That I was able to ride in and complete the Wild Atlantic Way Audax is, of course, down to the effort of so many others. From day one I was bowled over by the generosity of spirit of all those who gave up their time and sleep to support the dreams of fifty-six riders. I always made a point of thanking them whenever I could, whether they were in the kitchen, showing us to our beds or giving us wise advice. They were there for us, always with a smile, whatever the time of day or night.
Audax Ireland members turned out in force to help make this event the success that it was, and my thanks must also go to those cycle clubs around the country who were swept up by the vision of this monumental event and who came to man a shelter control for the night.
Those who we saw day after day, in the camper van, at each control, I don’t know how you did it. I’m sure that we got more sleep than some of you did!
And then there are Seamus and Eamon. What a pair! What a vision to come up with this ridiculous event in the first place! If it weren’t for them, I would have given up the day I was ill. I may only have known them for seven days, but they both have a very special place in my heart.
I must also thank all those who kept me in their thoughts and prayers during the week, especially when I became ill. That I stayed safe on the roads, despite extreme tiredness at times, I accredit to your petitions on my behalf. That I finished this crazy ride is as much down to your prayers as my stubborn determination. Above all, I must acknowledge and thank my Heavenly Father, whose constant love and presence sustained me.

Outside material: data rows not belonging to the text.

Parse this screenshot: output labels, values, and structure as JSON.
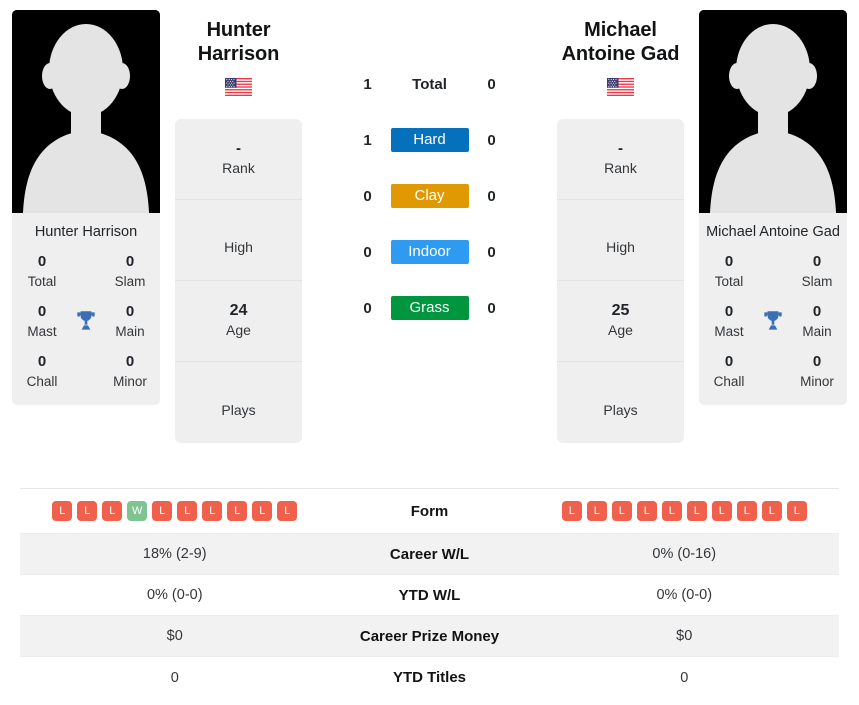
{
  "players": {
    "left": {
      "name": "Hunter Harrison",
      "name_line1": "Hunter",
      "name_line2": "Harrison",
      "avatar_caption": "Hunter Harrison",
      "country_flag": "usa-flag",
      "titles": {
        "total_value": "0",
        "total_label": "Total",
        "slam_value": "0",
        "slam_label": "Slam",
        "mast_value": "0",
        "mast_label": "Mast",
        "main_value": "0",
        "main_label": "Main",
        "chall_value": "0",
        "chall_label": "Chall",
        "minor_value": "0",
        "minor_label": "Minor"
      },
      "stats": [
        {
          "value": "-",
          "label": "Rank"
        },
        {
          "value": "",
          "label": "High"
        },
        {
          "value": "24",
          "label": "Age"
        },
        {
          "value": "",
          "label": "Plays"
        }
      ],
      "h2h": {
        "total": "1",
        "hard": "1",
        "clay": "0",
        "indoor": "0",
        "grass": "0"
      },
      "form": [
        "L",
        "L",
        "L",
        "W",
        "L",
        "L",
        "L",
        "L",
        "L",
        "L"
      ],
      "career_wl": "18% (2-9)",
      "ytd_wl": "0% (0-0)",
      "career_prize_money": "$0",
      "ytd_titles": "0"
    },
    "right": {
      "name": "Michael Antoine Gad",
      "name_line1": "Michael",
      "name_line2": "Antoine Gad",
      "avatar_caption": "Michael Antoine Gad",
      "country_flag": "usa-flag",
      "titles": {
        "total_value": "0",
        "total_label": "Total",
        "slam_value": "0",
        "slam_label": "Slam",
        "mast_value": "0",
        "mast_label": "Mast",
        "main_value": "0",
        "main_label": "Main",
        "chall_value": "0",
        "chall_label": "Chall",
        "minor_value": "0",
        "minor_label": "Minor"
      },
      "stats": [
        {
          "value": "-",
          "label": "Rank"
        },
        {
          "value": "",
          "label": "High"
        },
        {
          "value": "25",
          "label": "Age"
        },
        {
          "value": "",
          "label": "Plays"
        }
      ],
      "h2h": {
        "total": "0",
        "hard": "0",
        "clay": "0",
        "indoor": "0",
        "grass": "0"
      },
      "form": [
        "L",
        "L",
        "L",
        "L",
        "L",
        "L",
        "L",
        "L",
        "L",
        "L"
      ],
      "career_wl": "0% (0-16)",
      "ytd_wl": "0% (0-0)",
      "career_prize_money": "$0",
      "ytd_titles": "0"
    }
  },
  "surfaces": [
    {
      "key": "total",
      "label": "Total",
      "chip": false,
      "color": ""
    },
    {
      "key": "hard",
      "label": "Hard",
      "chip": true,
      "color": "#0571bd"
    },
    {
      "key": "clay",
      "label": "Clay",
      "chip": true,
      "color": "#e09900"
    },
    {
      "key": "indoor",
      "label": "Indoor",
      "chip": true,
      "color": "#2e9bf0"
    },
    {
      "key": "grass",
      "label": "Grass",
      "chip": true,
      "color": "#00963f"
    }
  ],
  "comparison_rows": [
    {
      "label": "Form"
    },
    {
      "label": "Career W/L"
    },
    {
      "label": "YTD W/L"
    },
    {
      "label": "Career Prize Money"
    },
    {
      "label": "YTD Titles"
    }
  ],
  "colors": {
    "win_badge": "#7ec490",
    "loss_badge": "#f0614d",
    "panel_bg": "#efefef",
    "row_alt_bg": "#f2f2f2",
    "trophy": "#3a6eb5",
    "hard": "#0571bd",
    "clay": "#e09900",
    "indoor": "#2e9bf0",
    "grass": "#00963f"
  }
}
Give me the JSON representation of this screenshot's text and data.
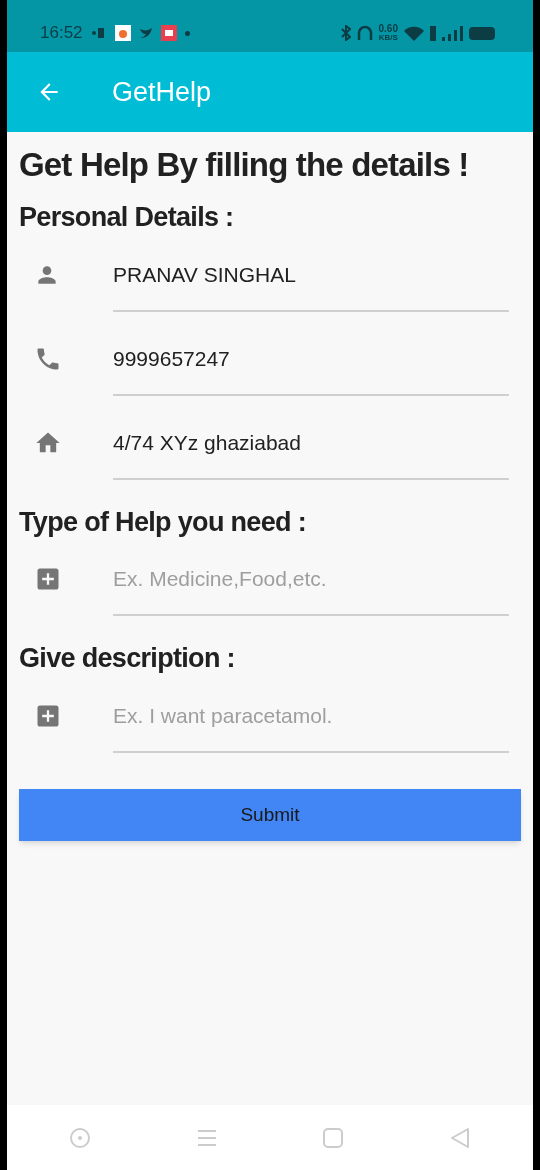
{
  "status_bar": {
    "time": "16:52",
    "speed": "0.60",
    "speed_unit": "KB/S"
  },
  "app_bar": {
    "title": "GetHelp"
  },
  "heading": "Get Help By filling the details !",
  "sections": [
    {
      "title": "Personal Details :",
      "fields": [
        {
          "kind": "person",
          "value": "PRANAV SINGHAL"
        },
        {
          "kind": "phone",
          "value": "9999657247"
        },
        {
          "kind": "home",
          "value": "4/74 XYz ghaziabad"
        }
      ]
    },
    {
      "title": "Type of Help you need :",
      "fields": [
        {
          "kind": "add",
          "placeholder": "Ex. Medicine,Food,etc."
        }
      ]
    },
    {
      "title": "Give description :",
      "fields": [
        {
          "kind": "add",
          "placeholder": "Ex. I want paracetamol."
        }
      ]
    }
  ],
  "submit": "Submit"
}
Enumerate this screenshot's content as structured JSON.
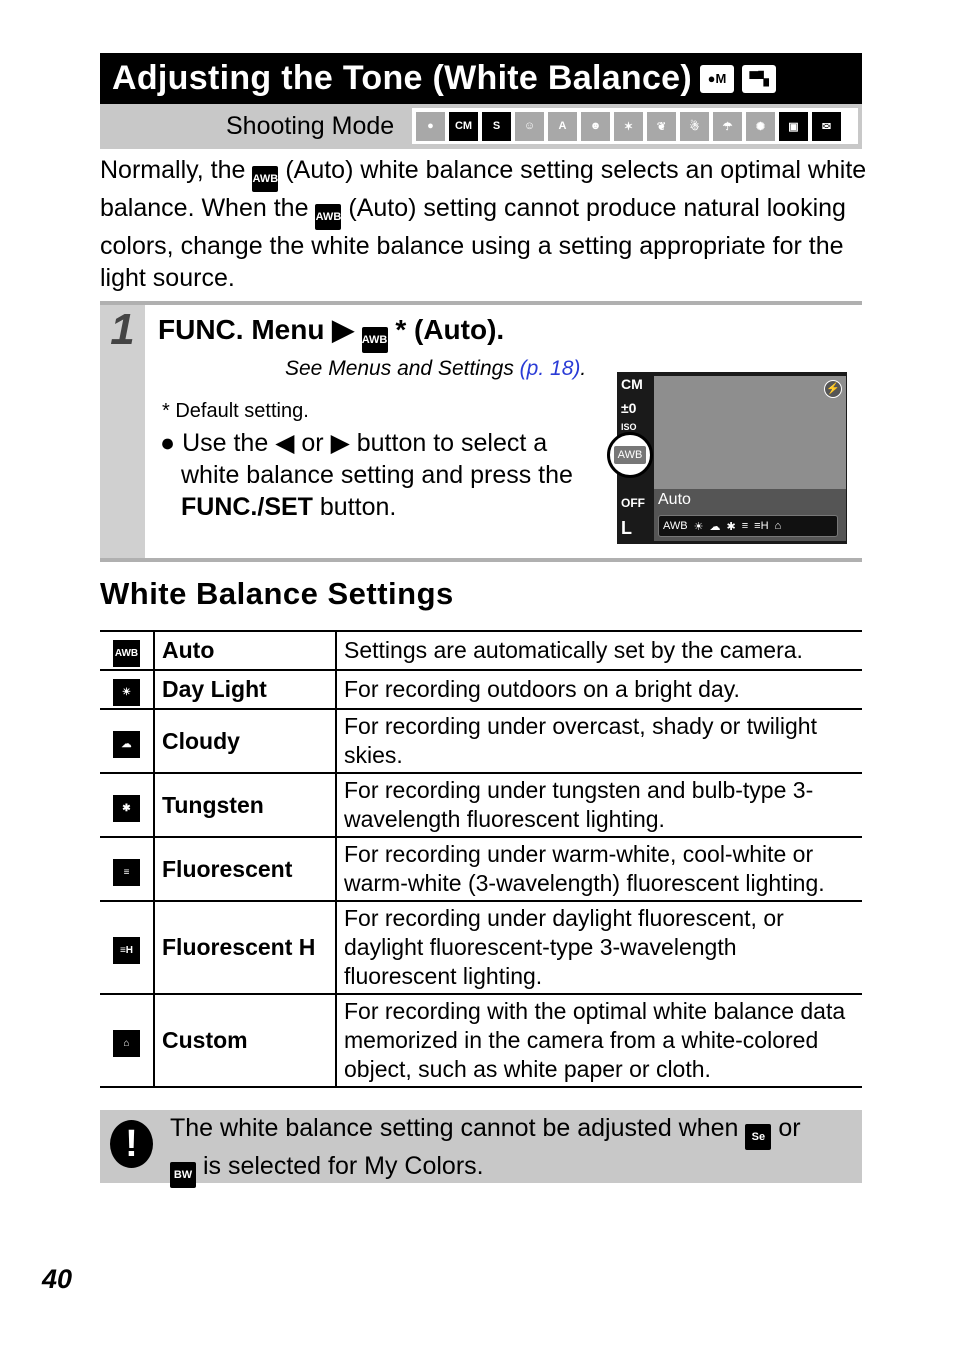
{
  "title": "Adjusting the Tone (White Balance)",
  "title_icons": [
    "camera-m-icon",
    "movie-icon"
  ],
  "shooting_mode_label": "Shooting Mode",
  "shooting_modes": [
    {
      "icon": "auto-camera-icon",
      "dark": false,
      "label": "●"
    },
    {
      "icon": "manual-icon",
      "dark": true,
      "label": "CM"
    },
    {
      "icon": "digital-macro-icon",
      "dark": true,
      "label": "S"
    },
    {
      "icon": "portrait-icon",
      "dark": false,
      "label": "☺"
    },
    {
      "icon": "night-snapshot-icon",
      "dark": false,
      "label": "A"
    },
    {
      "icon": "kids-pets-icon",
      "dark": false,
      "label": "☻"
    },
    {
      "icon": "indoor-icon",
      "dark": false,
      "label": "✶"
    },
    {
      "icon": "foliage-icon",
      "dark": false,
      "label": "❦"
    },
    {
      "icon": "snow-icon",
      "dark": false,
      "label": "☃"
    },
    {
      "icon": "beach-icon",
      "dark": false,
      "label": "☂"
    },
    {
      "icon": "fireworks-icon",
      "dark": false,
      "label": "✺"
    },
    {
      "icon": "movie-icon",
      "dark": true,
      "label": "▣"
    },
    {
      "icon": "movie-email-icon",
      "dark": true,
      "label": "✉"
    }
  ],
  "intro": {
    "p1": "Normally, the",
    "awb": "AWB",
    "p2": "(Auto) white balance setting selects an optimal white balance. When the",
    "p3": "(Auto) setting cannot produce natural looking colors, change the white balance using a setting appropriate for the light source."
  },
  "step": {
    "number": "1",
    "heading_a": "FUNC. Menu",
    "heading_b": "* (Auto).",
    "see_text": "See Menus and Settings",
    "see_link": "(p. 18)",
    "see_end": ".",
    "default_note": "* Default setting.",
    "bullet_a": "Use the",
    "or": "or",
    "bullet_b": "button to select a",
    "bullet_c": "white balance setting and press the",
    "bullet_bold": "FUNC./SET",
    "bullet_d": "button."
  },
  "screen": {
    "mode": "CM",
    "ev": "±0",
    "iso": "ISO",
    "wb": "AWB",
    "label": "Auto",
    "off": "OFF",
    "size": "L",
    "icons": [
      "AWB",
      "☀",
      "☁",
      "✱",
      "≡",
      "≡H",
      "⌂"
    ]
  },
  "section_title": "White Balance Settings",
  "table": [
    {
      "icon": "AWB",
      "name": "Auto",
      "desc": "Settings are automatically set by the camera."
    },
    {
      "icon": "☀",
      "name": "Day Light",
      "desc": "For recording outdoors on a bright day."
    },
    {
      "icon": "☁",
      "name": "Cloudy",
      "desc": "For recording under overcast, shady or twilight skies."
    },
    {
      "icon": "✱",
      "name": "Tungsten",
      "desc": "For recording under tungsten and bulb-type 3-wavelength fluorescent lighting."
    },
    {
      "icon": "≡",
      "name": "Fluorescent",
      "desc": "For recording under warm-white, cool-white or warm-white (3-wavelength) fluorescent lighting."
    },
    {
      "icon": "≡H",
      "name": "Fluorescent H",
      "desc": "For recording under daylight fluorescent, or daylight fluorescent-type 3-wavelength fluorescent lighting."
    },
    {
      "icon": "⌂",
      "name": "Custom",
      "desc": "For recording with the optimal white balance data memorized in the camera from a white-colored object, such as white paper or cloth."
    }
  ],
  "caution": {
    "a": "The white balance setting cannot be adjusted when",
    "icon1": "Se",
    "or": "or",
    "icon2": "BW",
    "b": "is selected for My Colors."
  },
  "page_number": "40"
}
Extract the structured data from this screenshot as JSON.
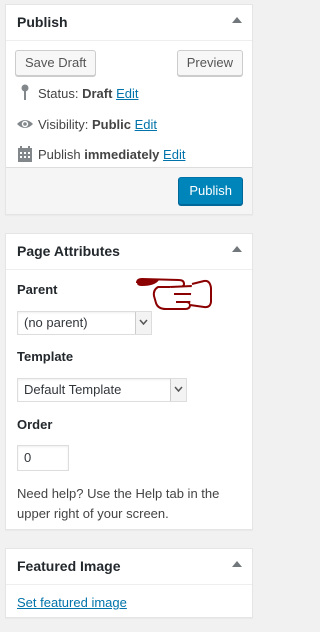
{
  "publish": {
    "title": "Publish",
    "save_draft": "Save Draft",
    "preview": "Preview",
    "status_label": "Status:",
    "status_value": "Draft",
    "visibility_label": "Visibility:",
    "visibility_value": "Public",
    "publish_label": "Publish",
    "publish_value": "immediately",
    "edit": "Edit",
    "publish_button": "Publish"
  },
  "page_attributes": {
    "title": "Page Attributes",
    "parent_label": "Parent",
    "parent_selected": "(no parent)",
    "template_label": "Template",
    "template_selected": "Default Template",
    "order_label": "Order",
    "order_value": "0",
    "help_text": "Need help? Use the Help tab in the upper right of your screen."
  },
  "featured_image": {
    "title": "Featured Image",
    "set_link": "Set featured image"
  },
  "icons": [
    "pin-icon",
    "eye-icon",
    "calendar-icon",
    "pointing-hand-icon",
    "toggle-arrow-icon",
    "select-arrow-icon"
  ],
  "colors": {
    "link": "#0073aa",
    "primary_button": "#0085ba",
    "hand_annotation": "#8b0000"
  }
}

Through my ride, I was able to raise over £3,800 for a school in Onialeku, Urua Province, Uganda, that my church is supporting.
So the ride is ridden, and the riders have dispersed, some perhaps basking in glory, others maybe licking their wounds, but all, I suspect, changed by this unique event.
If I hadn’t had the misfortune of getting food poisoning, my boundaries wouldn’t have been expanded nearly as much. My eyes wouldn’t have been opened to what this body and mind of mine is capable of. And I wouldn’t have discovered the fun (yes, fun!) of sleeping outside, something I thought distinctly odd only a few weeks ago, but which now I can’t wait to do again! In this way, as well as in others, I know that the ride has changed me. Somewhere along my journey, perhaps in enduring the suffering, I became a Randonneur.
I think I was also changed in quite a profound way. Long after the aches, bruises, cuts and callouses have disappeared, I will now bear myself with a quiet confidence that I lacked before. And I will carry with me memories of the savage beauty of the Wild Atlantic Way.
For the record, I, Richard Guthrie, cycled the Wild Atlantic Way Audax in 173 hours 25 minutes and 25 seconds.
My other cycling adventures:
Making Ends Meet
Irish and Scottish end to ends in 2012
Highlands & Islands
Cycle touring in Scotland in 2013